# Task prompt
Set down the entries again word for word, without any of the images.

Web page and app entries
------------------------------------------------

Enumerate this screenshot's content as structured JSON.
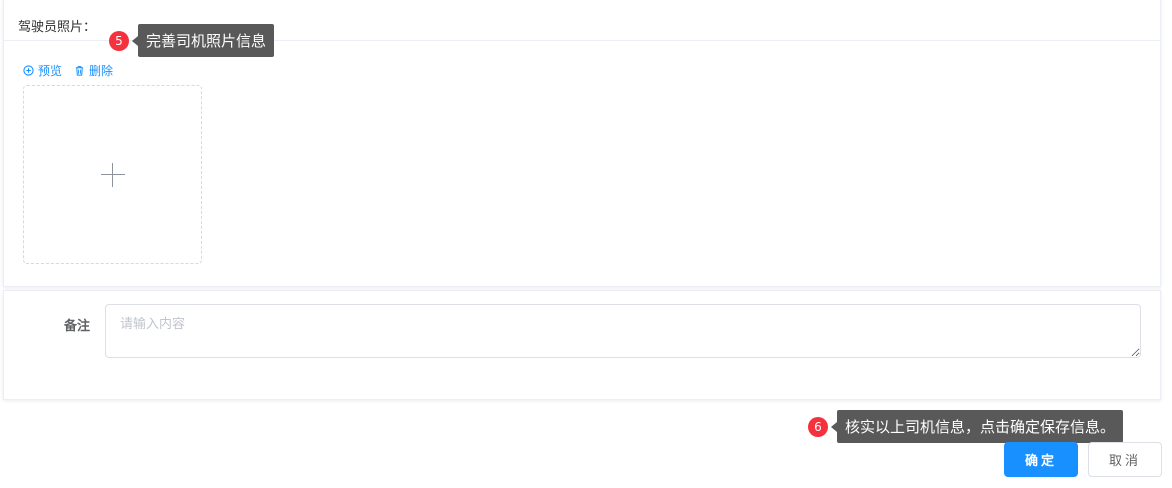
{
  "photo_section": {
    "title": "驾驶员照片：",
    "preview_label": "预览",
    "delete_label": "删除",
    "upload_icon": "plus-icon"
  },
  "remark": {
    "label": "备注",
    "placeholder": "请输入内容",
    "value": ""
  },
  "tips": [
    {
      "number": "5",
      "text": "完善司机照片信息"
    },
    {
      "number": "6",
      "text": "核实以上司机信息，点击确定保存信息。"
    }
  ],
  "buttons": {
    "confirm": "确定",
    "cancel": "取消"
  },
  "colors": {
    "primary": "#1890ff",
    "tip_badge": "#f5313d",
    "tip_bg": "#595959"
  }
}
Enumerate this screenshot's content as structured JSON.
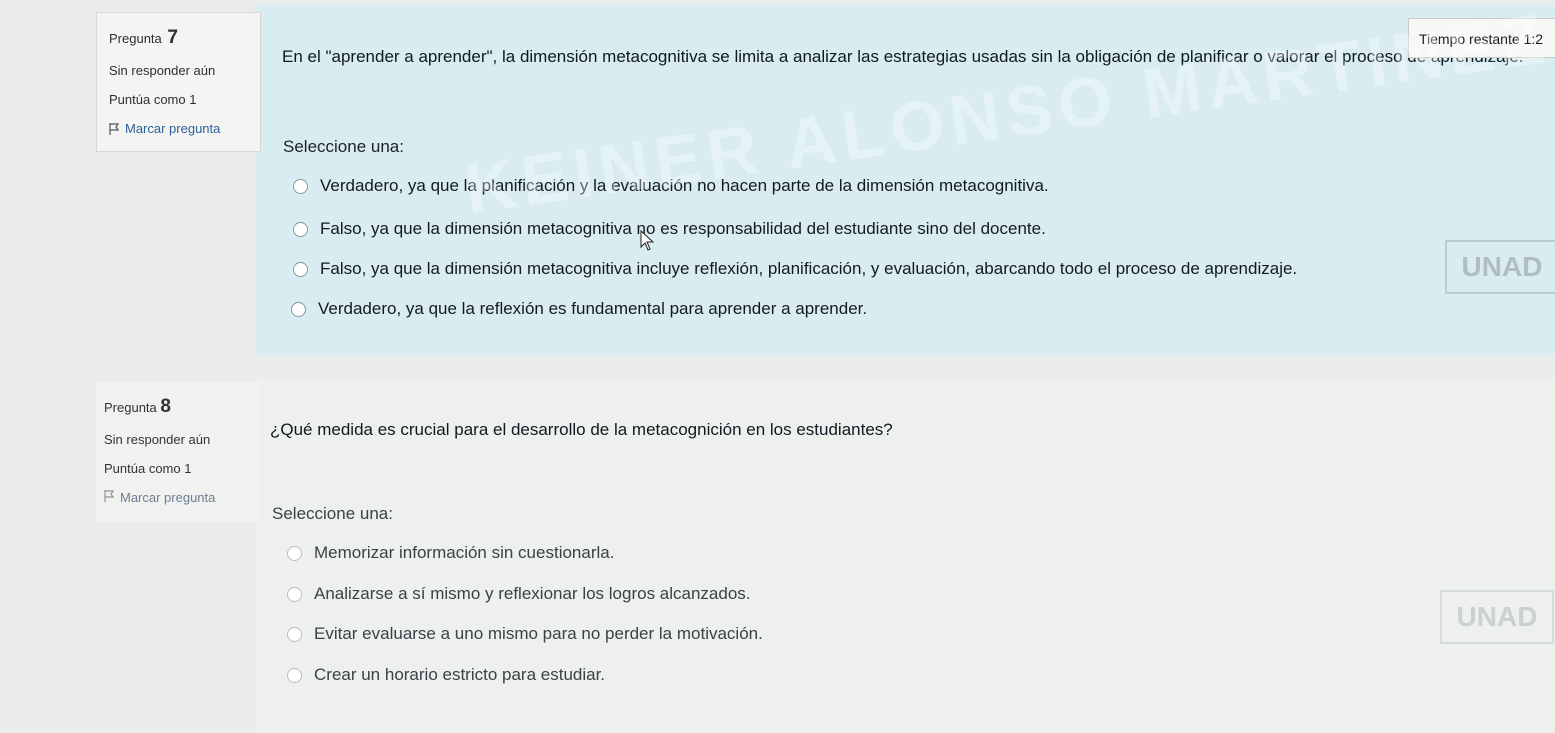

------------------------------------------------

# Answer below
Enumerate this screenshot's content as structured JSON.
{
  "photo_section": {
    "title": "驾驶员照片：",
    "preview_label": "预览",
    "delete_label": "删除",
    "upload_icon": "plus-icon"
  },
  "remark": {
    "label": "备注",
    "placeholder": "请输入内容",
    "value": ""
  },
  "tips": [
    {
      "number": "5",
      "text": "完善司机照片信息"
    },
    {
      "number": "6",
      "text": "核实以上司机信息，点击确定保存信息。"
    }
  ],
  "buttons": {
    "confirm": "确定",
    "cancel": "取消"
  },
  "colors": {
    "primary": "#1890ff",
    "tip_badge": "#f5313d",
    "tip_bg": "#595959"
  }
}
Enumerate this screenshot's content as structured JSON.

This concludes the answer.